RICHARD WALKER / RWALKER@STARBULLETIN.COM
The artist Zakka, top, and his wife, Rae Huo, hold Zakka's vinyl-toy creation, Miao, behind stacks of boxes of the toy, which also comes with Miao's companion, Mousubi.
Artist tries luck with age-old cat
This decade may one day be remembered as the era of the makeover, with everything that could be refreshed, retouched or re-engineered -- from computers to vegetables to human bodies -- sculpted, colorized, modified, glamorized or otherwise improved for maximum visual appeal.
One thing that seemed tamper-proof was the maneki neko, or Japanese lucky cat that has been a fixture in homes and businesses here for at least a century. The figurine has one paw raised in a beckoning motion to summon money and/or luck. About the only innovation in the cat's design over the years has been the introduction of the battery-powered arm, perhaps for those who wanted to speed up the process of getting lucky.
Now, Zakkamono has come up with a version of the maneki neko for the vinyl toy generation, in the form of a stout, 7-inch blue cat named Miao. Zakka, a local artist, had long been a collector of comics, books and wind-up toys, "anything visual," he said, before moving onto vinyl toys at the beginning of the movement, about 15 years ago. Watching friends develop their own toys provided the catalyst for his own ambition.
"It had been in the back of my mind for quite a while," he said. "Seeing the transformation from 2-D to 3-D appealed to me."
COURTESY RAE HUO
Zakka with tokidoki creator Simone Legno, whose artwork graces Miao.
He came up with the cat form, and perhaps like all creators, he didn't want Miao to be lonely, so he designed a companion, Mousubi -- part mouse, part musubi.
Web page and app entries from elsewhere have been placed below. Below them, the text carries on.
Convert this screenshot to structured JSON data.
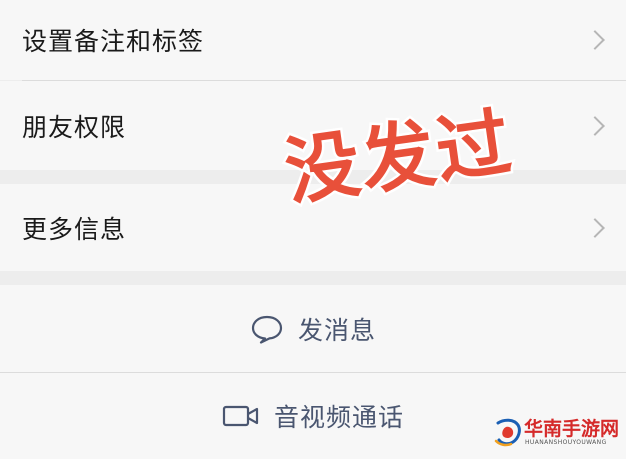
{
  "menu": {
    "items": [
      {
        "label": "设置备注和标签"
      },
      {
        "label": "朋友权限"
      },
      {
        "label": "更多信息"
      }
    ]
  },
  "actions": {
    "message_label": "发消息",
    "video_call_label": "音视频通话"
  },
  "overlay": {
    "stamp_text": "没发过",
    "stamp_color": "#e8503a"
  },
  "watermark": {
    "title": "华南手游网",
    "subtitle": "HUANANSHOUYOUWANG"
  },
  "icons": {
    "chevron": "chevron-right-icon",
    "message": "chat-bubble-icon",
    "video": "video-camera-icon"
  },
  "colors": {
    "background": "#ededed",
    "cell": "#f7f7f7",
    "action_text": "#4a5670",
    "watermark_red": "#d52a2a"
  }
}
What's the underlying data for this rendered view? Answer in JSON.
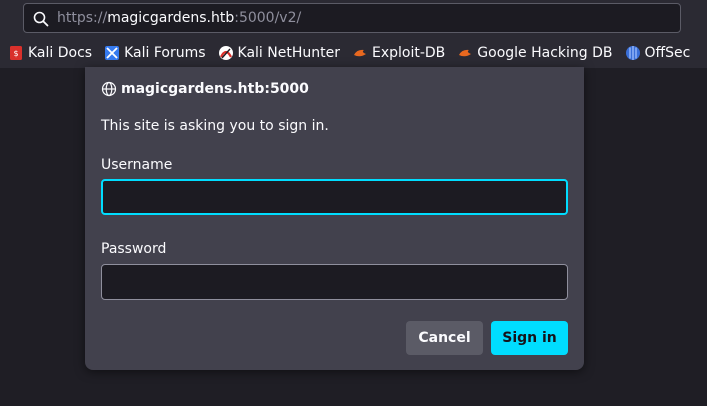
{
  "urlbar": {
    "scheme": "https://",
    "host": "magicgardens.htb",
    "rest": ":5000/v2/"
  },
  "bookmarks": [
    {
      "label": "Kali Docs",
      "icon": "kali-docs-icon",
      "color": "#d9302b"
    },
    {
      "label": "Kali Forums",
      "icon": "kali-forums-icon",
      "color": "#367bf0"
    },
    {
      "label": "Kali NetHunter",
      "icon": "kali-nethunter-icon",
      "color": "#d9302b"
    },
    {
      "label": "Exploit-DB",
      "icon": "exploit-db-icon",
      "color": "#e8681f"
    },
    {
      "label": "Google Hacking DB",
      "icon": "ghdb-icon",
      "color": "#e8681f"
    },
    {
      "label": "OffSec",
      "icon": "offsec-icon",
      "color": "#3a6fd8"
    }
  ],
  "dialog": {
    "origin": "magicgardens.htb:5000",
    "message": "This site is asking you to sign in.",
    "username_label": "Username",
    "username_value": "",
    "password_label": "Password",
    "password_value": "",
    "cancel_label": "Cancel",
    "signin_label": "Sign in"
  },
  "colors": {
    "accent": "#00ddff"
  }
}
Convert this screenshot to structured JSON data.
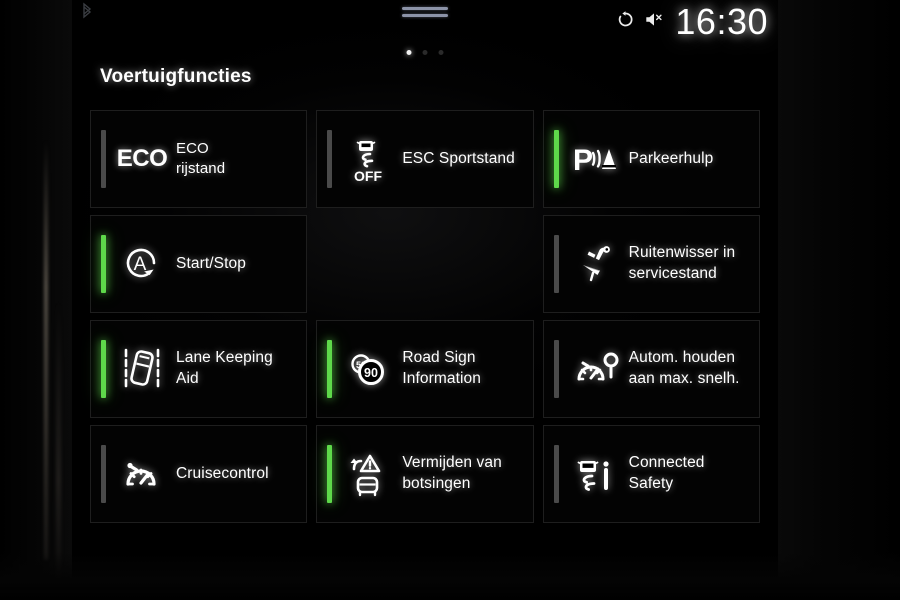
{
  "statusbar": {
    "bluetooth_icon": "bluetooth-icon",
    "drag_handle": "drag-handle",
    "alarm_icon": "alarm-timer-icon",
    "mute_icon": "volume-muted-icon",
    "time": "16:30"
  },
  "page_indicator": {
    "total": 3,
    "current": 1
  },
  "header": {
    "title": "Voertuigfuncties"
  },
  "colors": {
    "accent_active": "#5ed84a",
    "indicator_inactive": "#4a4a4a",
    "text": "#ffffff",
    "tile_border": "#1e1e1e",
    "background": "#000000"
  },
  "tiles": [
    {
      "id": "eco-rijstand",
      "icon": "eco-icon",
      "icon_text": "ECO",
      "label_line1": "ECO",
      "label_line2": "rijstand",
      "active": false
    },
    {
      "id": "esc-sportstand",
      "icon": "esc-off-icon",
      "label_line1": "ESC Sportstand",
      "label_line2": "",
      "active": false
    },
    {
      "id": "parkeerhulp",
      "icon": "park-assist-icon",
      "label_line1": "Parkeerhulp",
      "label_line2": "",
      "active": true
    },
    {
      "id": "start-stop",
      "icon": "start-stop-icon",
      "label_line1": "Start/Stop",
      "label_line2": "",
      "active": true
    },
    {
      "id": "empty-slot",
      "icon": "",
      "label_line1": "",
      "label_line2": "",
      "active": false
    },
    {
      "id": "ruitenwisser-servicestand",
      "icon": "wiper-service-icon",
      "label_line1": "Ruitenwisser in",
      "label_line2": "servicestand",
      "active": false
    },
    {
      "id": "lane-keeping-aid",
      "icon": "lane-keeping-icon",
      "label_line1": "Lane Keeping",
      "label_line2": "Aid",
      "active": true
    },
    {
      "id": "road-sign-information",
      "icon": "road-sign-icon",
      "icon_value_front": "90",
      "icon_value_back": "50",
      "label_line1": "Road Sign",
      "label_line2": "Information",
      "active": true
    },
    {
      "id": "autom-houden-max-snelh",
      "icon": "speed-limiter-pin-icon",
      "label_line1": "Autom. houden",
      "label_line2": "aan max. snelh.",
      "active": false
    },
    {
      "id": "cruisecontrol",
      "icon": "cruise-control-icon",
      "label_line1": "Cruisecontrol",
      "label_line2": "",
      "active": false
    },
    {
      "id": "vermijden-van-botsingen",
      "icon": "collision-avoidance-icon",
      "label_line1": "Vermijden van",
      "label_line2": "botsingen",
      "active": true
    },
    {
      "id": "connected-safety",
      "icon": "connected-safety-icon",
      "label_line1": "Connected",
      "label_line2": "Safety",
      "active": false
    }
  ]
}
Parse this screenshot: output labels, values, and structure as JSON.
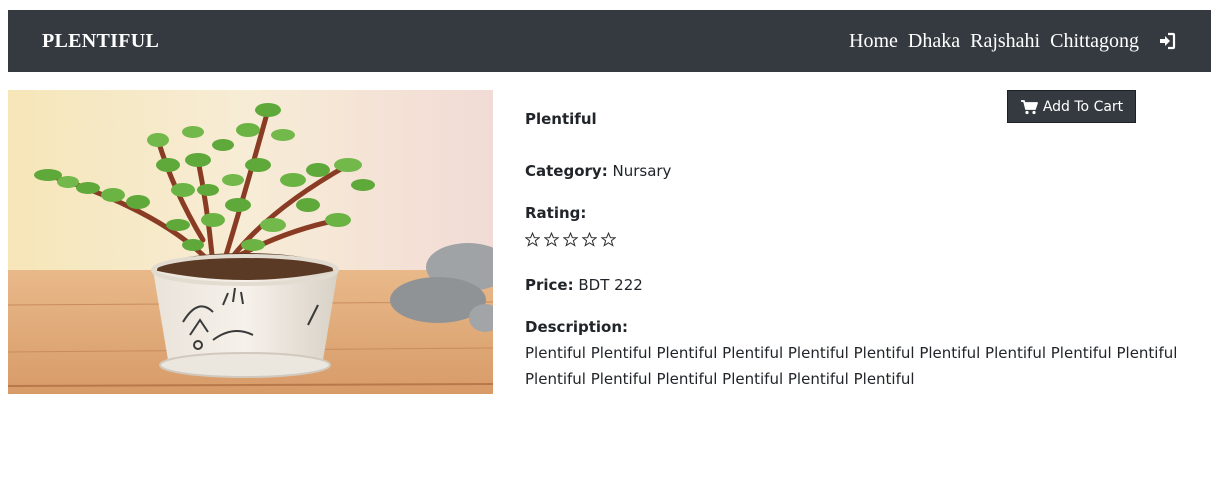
{
  "navbar": {
    "brand": "PLENTIFUL",
    "links": [
      "Home",
      "Dhaka",
      "Rajshahi",
      "Chittagong"
    ],
    "login_icon": "sign-in-icon"
  },
  "product": {
    "name": "Plentiful",
    "image_icon": "jade-plant-in-pot",
    "add_to_cart_label": "Add To Cart",
    "cart_icon": "shopping-cart-icon",
    "category_label": "Category:",
    "category_value": "Nursary",
    "rating_label": "Rating:",
    "rating": 0,
    "rating_max": 5,
    "price_label": "Price:",
    "price_value": "BDT 222",
    "description_label": "Description:",
    "description": "Plentiful Plentiful Plentiful Plentiful Plentiful Plentiful Plentiful Plentiful Plentiful Plentiful Plentiful Plentiful Plentiful Plentiful Plentiful Plentiful"
  },
  "colors": {
    "navbar_bg": "#343a40",
    "button_bg": "#343a40",
    "text": "#212529"
  }
}
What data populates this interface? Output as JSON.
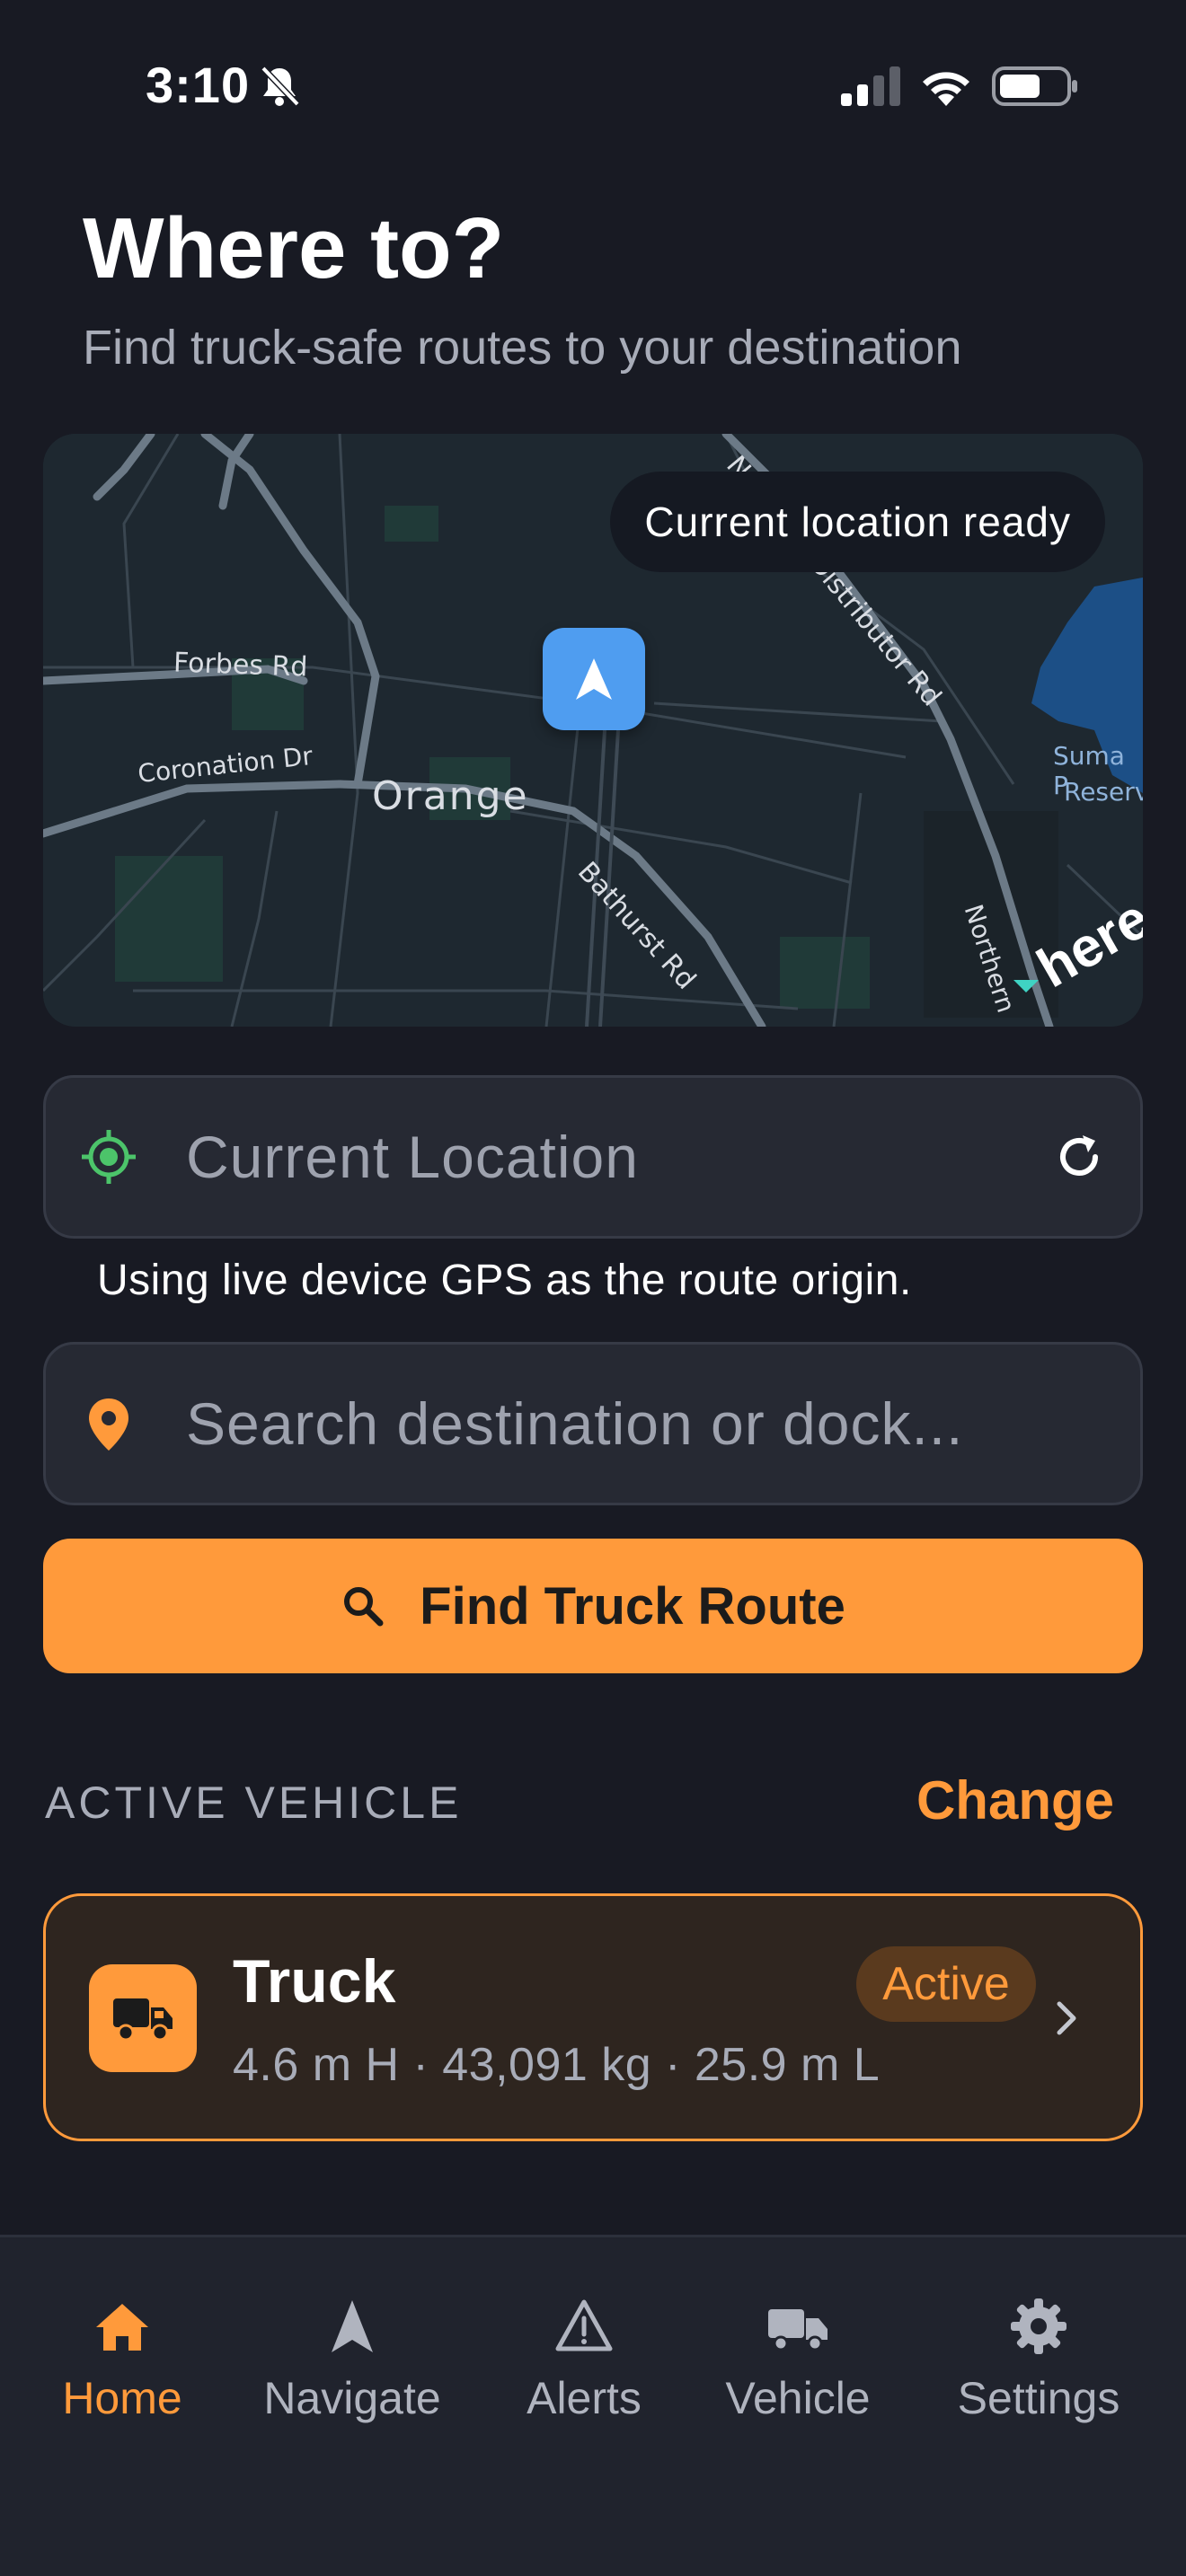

The two are packaged together for $80, and have already accompanied Zakka and his wife, photographer Rae Huo, to Tokyo and Hong Kong, where the toys have been photographed at markets and various sightseeing sites, the seed of a photo book and other fun, visual projects to come, solo and in collaboration with other artists.
Inspired by the D.I.Y., or do-it-yourself ethic, Miao was purposely designed as a blank platform that would allow other artists to add their own aesthetic to the design. The first enlisted was tokidoki creator Simone Legno, who's visited Hawaii several times over the past two years, the last time for a June 7 appearance at Nordstrom.
"Simone's an exceptional artist, and so friendly and giving," Zakka said.
"He has a passion for Japanese things, so right off the bat, when he saw it was a maneki neko, he got it."
Zakka and Huo plan to put Miao into the hands of 50 artists around the world to create a collaborative show at Subtext in San Diego this fall. It's a way of taking art out of traditional galleries for a new generation of fans who want, and expect, interaction with their heroes. The couple had observed over the years as hundreds lined up for a minute or two with Legno and other artists at signing events around town.
"Traditionally, artists have just been in the studio, working by themselves, Zakka said. "The artists in this world grew out of the street art scene. They're highly visible and keenly aware of the public in the things they do. Street art has become a force on the Internet and people have become more receptive to it."
Miao and Mousubi would fit into the category of toys not intended for children but for the childish spirit within adults. For Zakka and Huo, the challenge of developing the two figures fit with their philosophy of making the most of life.
"It's part of living fully," Huo said. "Zakka always says I have a sense of awe about the world. Everything is so interesting to me, like for a child. Everything is new and exciting. We never want to lose that sense of wonderment."
Miao and Mousubi and be found at Zakkamono.com and at Split Obsession in the Koko Marina Shopping Center.